This is the kind of album that excites rock critics and college radio DJs and in-the-know music fans for two or three months, until the next album that excites rock critics and college radio DJs and in-the-know music fans comes along. This is the kind of album that keeps us occupied while we're waiting for something that blows our minds. And that's totally OK. This Is Somewhere is honest, it sounds heartfelt, and it's good. There are much worse ways to spend a few months than listening to this album.

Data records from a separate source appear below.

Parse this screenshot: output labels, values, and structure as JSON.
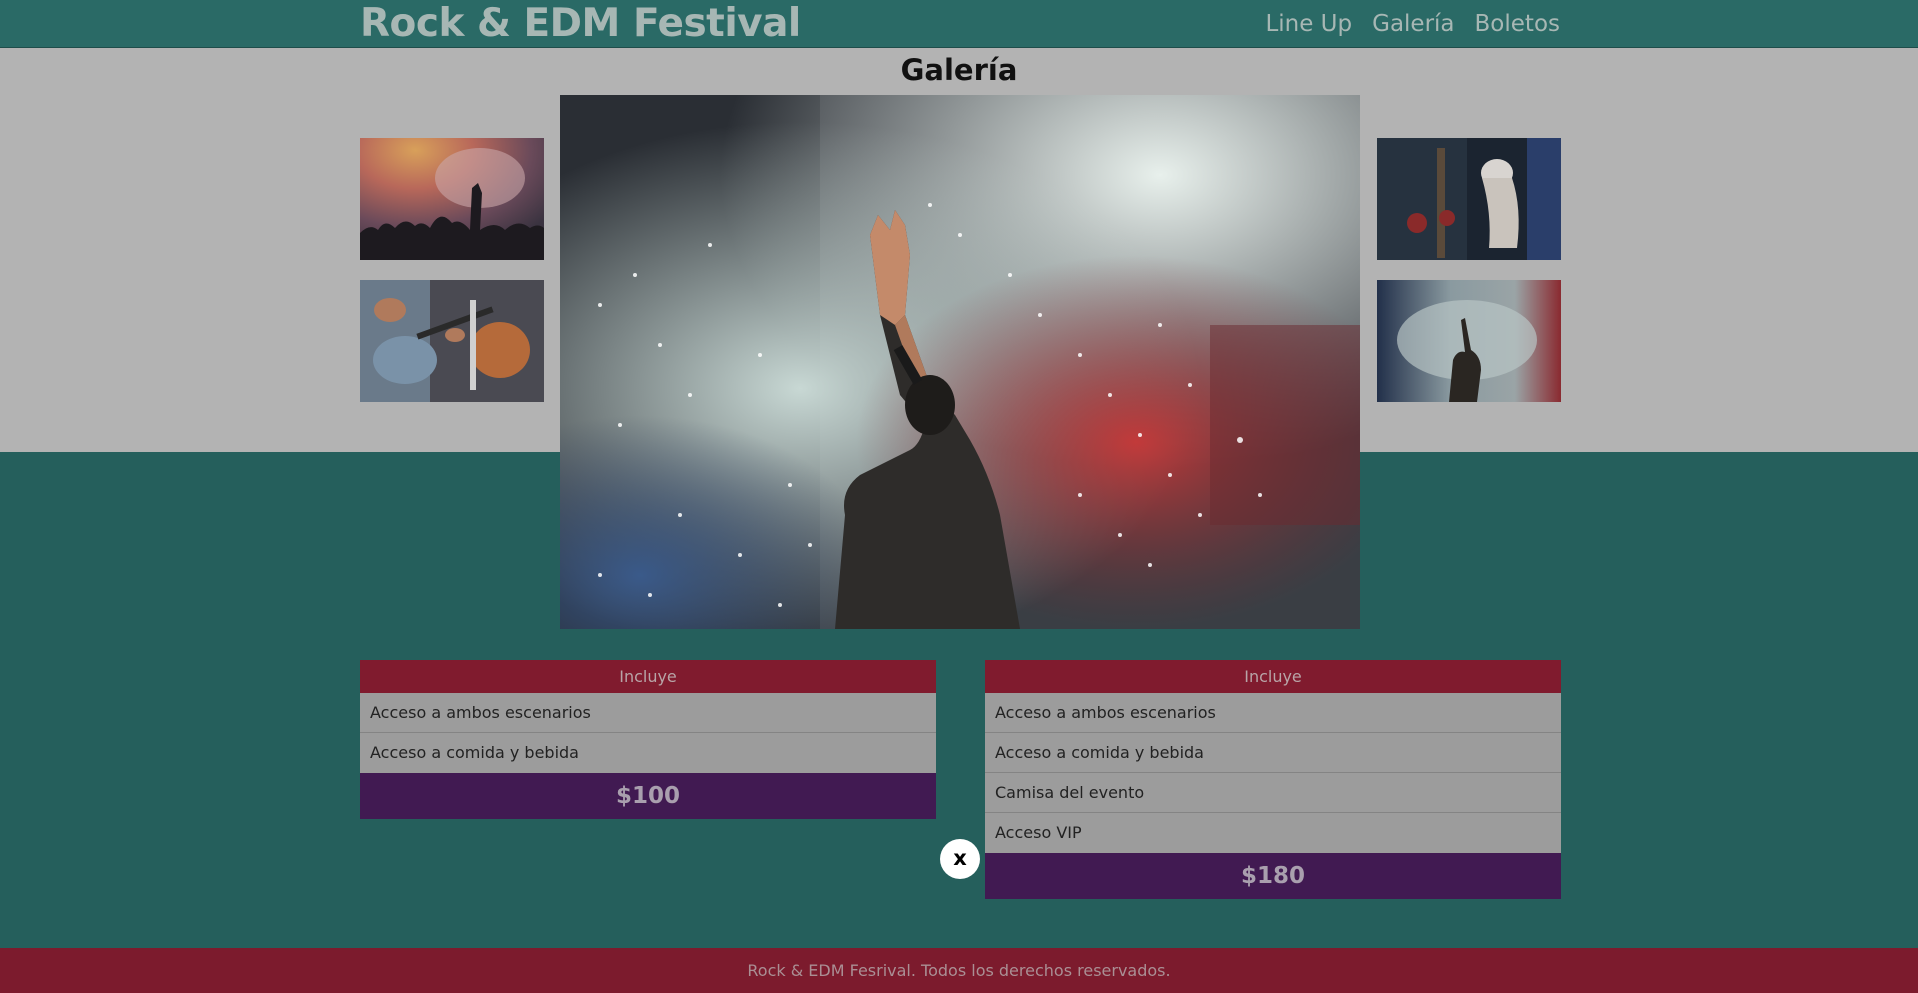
{
  "header": {
    "brand": "Rock & EDM Festival",
    "nav": [
      "Line Up",
      "Galería",
      "Boletos"
    ]
  },
  "gallery": {
    "title": "Galería",
    "thumbnails": [
      "crowd-photo",
      "guitarists-photo",
      "dj-photo",
      "performer-smoke-photo"
    ]
  },
  "tickets": [
    {
      "header": "Incluye",
      "features": [
        "Acceso a ambos escenarios",
        "Acceso a comida y bebida"
      ],
      "price": "$100"
    },
    {
      "header": "Incluye",
      "features": [
        "Acceso a ambos escenarios",
        "Acceso a comida y bebida",
        "Camisa del evento",
        "Acceso VIP"
      ],
      "price": "$180"
    }
  ],
  "footer": {
    "text": "Rock & EDM Fesrival. Todos los derechos reservados."
  },
  "lightbox": {
    "image": "performer-raising-hand-in-smoke",
    "close_label": "x"
  },
  "colors": {
    "header_bg": "#2a6a66",
    "section_bg": "#255f5c",
    "accent_red": "#801b2e",
    "price_purple": "#411a52",
    "footer_bg": "#7c1b2d"
  }
}
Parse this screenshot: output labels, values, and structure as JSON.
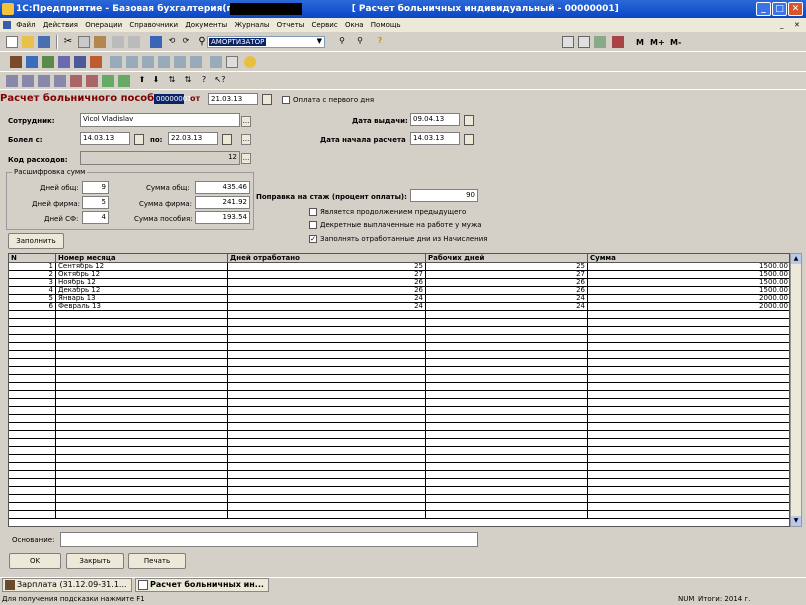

The musicianship is competent, the songs are well-written, and the hooks almost get stuck in your head. The lyrics are occasionally thought-provoking and occasionally kind of generic. (For what it's worth, "Ah Mary" is one of the most clever, charming, and subtle political songs I've heard in a long time.) It's a good album that does its thing really well, but it doesn't break any new ground.
The cover photo is strong, and I'm annoyed that the good people at EPFL stuck a sticker right on top of it. The image is a little bit abstract, it shows the band without fully showing the band (I assume it's the band on the cover but I can't tell for certain, thanks to that annoying sticker), and it subconsciously conveys the band's roots-rock sound by using props like an old Chevy truck. The inside photos are simple portraits with a great deal of personality. It would've been nice if designer Lawrence Azerrad hadn't skipped class on the day his art school professors discussed how serif typefaces break up at very small sizes.
Listen if you like: Any rootsy American female singer from the past 40 years: Janis Joplin, Bonnie Raitt, Maria McKee, Melissa Etheridge, Sheryl Crow.
If it were food, it'd be: A bag of frozen strawberries on a cold March morning when you're desperately waiting for spring.